Buffett generally doesn't think much of Wall Street types who manage other people's money. He even has a $1 million 10-year bet underway in which he backs a low-cost S&P stock index fund versus several hedge funds. (After five years, he's now winning that wager.)
Buffett, however, does have a soft spot for Goldman.
In a statement, the Oracle of Omaha said that he intends to hold "a significant investment in Goldman Sachs, a firm that I did my first transaction with more than 50 years ago. I have been privileged to have known and admired Goldman's executive leadership team since my first meeting with Sidney Weinberg in 1940."
Weinberg, sometimes called "Mr. Wall Street," was Goldman's CEO from 1939 until he died in 1969.
In 2010, when Goldman was accused of fraud by the SEC, Buffett defended the company saying, "It's hard for me to get terribly sympathetic" with the alleged victim in the case. He did acknowledge, however, that Goldman had "lost the PR battle" at that point. (In July of 2010, Goldman agreed to pay a record $550 million to settle the SEC's charges, but didn't admit any legal wrongdoing.)
For years, Goldman also employed one of the few investment bankers to win Buffett's respect.
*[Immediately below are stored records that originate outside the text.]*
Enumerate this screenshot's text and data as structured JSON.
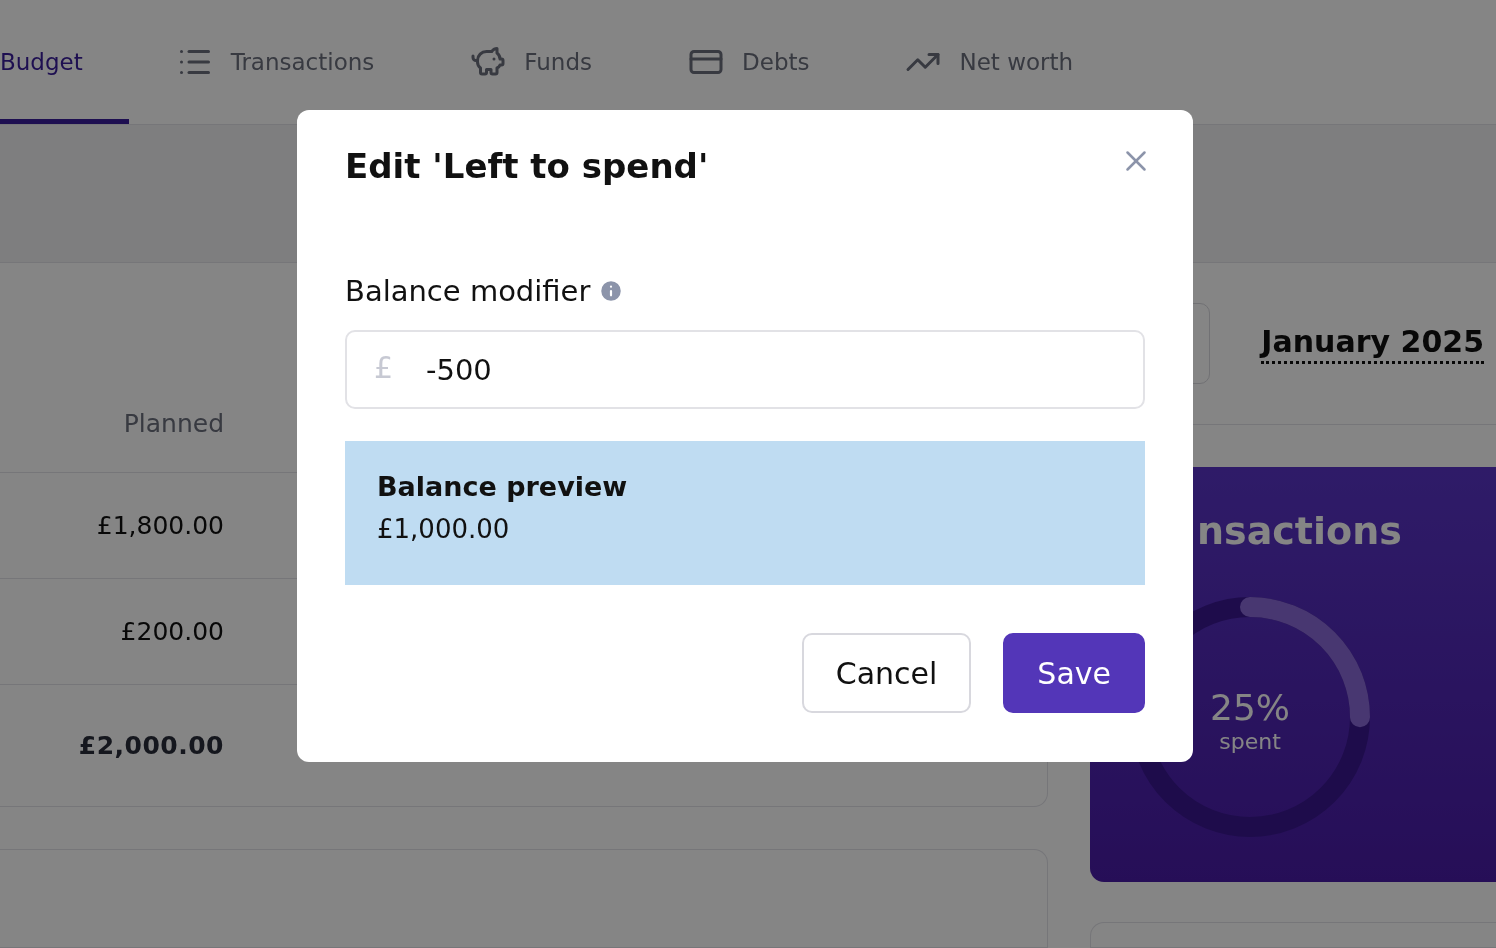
{
  "tabs": [
    {
      "label": "Budget",
      "kind": "plain",
      "selected": true
    },
    {
      "label": "Transactions",
      "kind": "list",
      "selected": false
    },
    {
      "label": "Funds",
      "kind": "piggy",
      "selected": false
    },
    {
      "label": "Debts",
      "kind": "card",
      "selected": false
    },
    {
      "label": "Net worth",
      "kind": "chart",
      "selected": false
    }
  ],
  "budget_table": {
    "column_header": "Planned",
    "rows": [
      {
        "amount": "£1,800.00",
        "total": false
      },
      {
        "amount": "£200.00",
        "total": false
      },
      {
        "amount": "£2,000.00",
        "total": true
      }
    ]
  },
  "month": "January 2025",
  "transactions_card": {
    "title": "nsactions",
    "level": 0.25,
    "percent": "25%",
    "caption": "spent"
  },
  "dialog": {
    "title": "Edit 'Left to spend'",
    "field_label": "Balance modifier",
    "currency": "£",
    "value": "-500",
    "preview_title": "Balance preview",
    "preview_value": "£1,000.00",
    "buttons": [
      {
        "label": "Cancel",
        "kind": "secondary"
      },
      {
        "label": "Save",
        "kind": "primary"
      }
    ]
  }
}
In his 2003 letter to Berkshire shareholders, Buffett wrote of Byron Trott — then Goldman's vice chairman of investment banking — that "he understands Berkshire far better than any investment banker with whom we have talked and – it hurts me to say this – earns his fee."